Levein knows that a prolonged Scottish Cup run will invigorate a group of supporters who haven’t had a trip to Hampden since the League Cup final defeat by St Mirren five years ago. Following the euphoria of eliminating their city rivals in the previous round last month and with the club due to celebrate the 20th anniversary of their 1998 triumph, the manager is hopeful that cup-related fervour is able to continue building in Gorgie beyond this weekend.
“I’m hoping we can add to that excitement (of the 1998 anniversary) by winning this game and progressing,” he said.
“Whilst Celtic are as strong as they are, and Aberdeen have done remarkably well to push them fairly close in the last few seasons, it’s difficult to win the league and everyone accepts that.
“Then it leaves you with two cup competitions and we need to do better in the cup competitions. It brings a level of excitement, between Hibs and Saturday there is the feeling of, I can’t wait for the cup tie. If we get through this it will be the same until the next round.”
Levein is eager to finally experience winning a major trophy after failing to do so as a player or a manager to date.

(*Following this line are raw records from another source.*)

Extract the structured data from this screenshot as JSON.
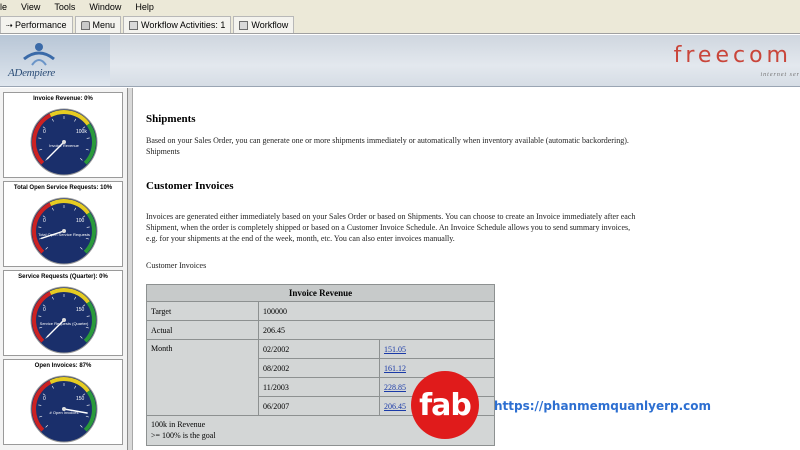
{
  "menu": [
    "le",
    "View",
    "Tools",
    "Window",
    "Help"
  ],
  "tabs": [
    {
      "label": "Performance",
      "icon": "performance-icon"
    },
    {
      "label": "Menu",
      "icon": "home-icon"
    },
    {
      "label": "Workflow Activities: 1",
      "icon": "checkbox-icon"
    },
    {
      "label": "Workflow",
      "icon": "workflow-icon"
    }
  ],
  "banner": {
    "logo_text": "ADempiere",
    "brand": "freecom",
    "brand_sub": "internet ser"
  },
  "gauges": [
    {
      "title": "Invoice Revenue: 0%",
      "center_label": "Invoice Revenue",
      "max": "100k",
      "value": 0.0
    },
    {
      "title": "Total Open Service Requests: 10%",
      "center_label": "Total Open Service Requests",
      "max": "100",
      "value": 0.1
    },
    {
      "title": "Service Requests (Quarter): 0%",
      "center_label": "Service Requests (Quarter)",
      "max": "150",
      "value": 0.0
    },
    {
      "title": "Open Invoices: 87%",
      "center_label": "# Open Invoices",
      "max": "150",
      "value": 0.87
    }
  ],
  "content": {
    "shipments_heading": "Shipments",
    "shipments_text_1": "Based on your Sales Order, you can generate one or more shipments immediately or automatically when inventory available (automatic backordering).",
    "shipments_text_2": "Shipments",
    "invoices_heading": "Customer Invoices",
    "invoices_text_1": "Invoices are generated either immediately based on your Sales Order or based on Shipments. You can choose to create an Invoice immediately after each",
    "invoices_text_2": "Shipment, when the order is completely shipped or based on a Customer Invoice Schedule. An Invoice Schedule allows you to send summary invoices,",
    "invoices_text_3": "e.g. for your shipments at the end of the week, month, etc. You can also enter invoices manually.",
    "invoices_link_label": "Customer Invoices",
    "table": {
      "title": "Invoice Revenue",
      "target_label": "Target",
      "target_value": "100000",
      "actual_label": "Actual",
      "actual_value": "206.45",
      "month_label": "Month",
      "months": [
        {
          "month": "02/2002",
          "value": "151.05"
        },
        {
          "month": "08/2002",
          "value": "161.12"
        },
        {
          "month": "11/2003",
          "value": "228.85"
        },
        {
          "month": "06/2007",
          "value": "206.45"
        }
      ],
      "foot_1": "100k in Revenue",
      "foot_2": ">= 100% is the goal"
    }
  },
  "overlay": {
    "badge": "fab",
    "url": "https://phanmemquanlyerp.com"
  },
  "colors": {
    "gauge_face": "#1a2f6b",
    "gauge_red": "#cc2222",
    "gauge_yellow": "#e6cc22",
    "gauge_green": "#2a9a3a",
    "brand": "#c9453a",
    "badge": "#e01b1b",
    "url": "#2d6fd1"
  }
}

“That’s one thing I’d like to do,” said the 53-year-old. “I’ve played in some big matches, and been involved in some finals and in a lot of important football matches but I would like to (win a trophy).”
Dundee United’s Scottish Cup triumph under Peter Houston in 2010 gave Levein some satisfaction since he had put most of the squad together prior to leaving for the Scotland manager’s job just five months previously.
“I was thrilled to bits when United won it. Would I like to have been the manager? Yeah, of course, but Housty did a brilliant job.
“I got some gratification out of it knowing the team was put together under my watch but Housty did a brilliant job.”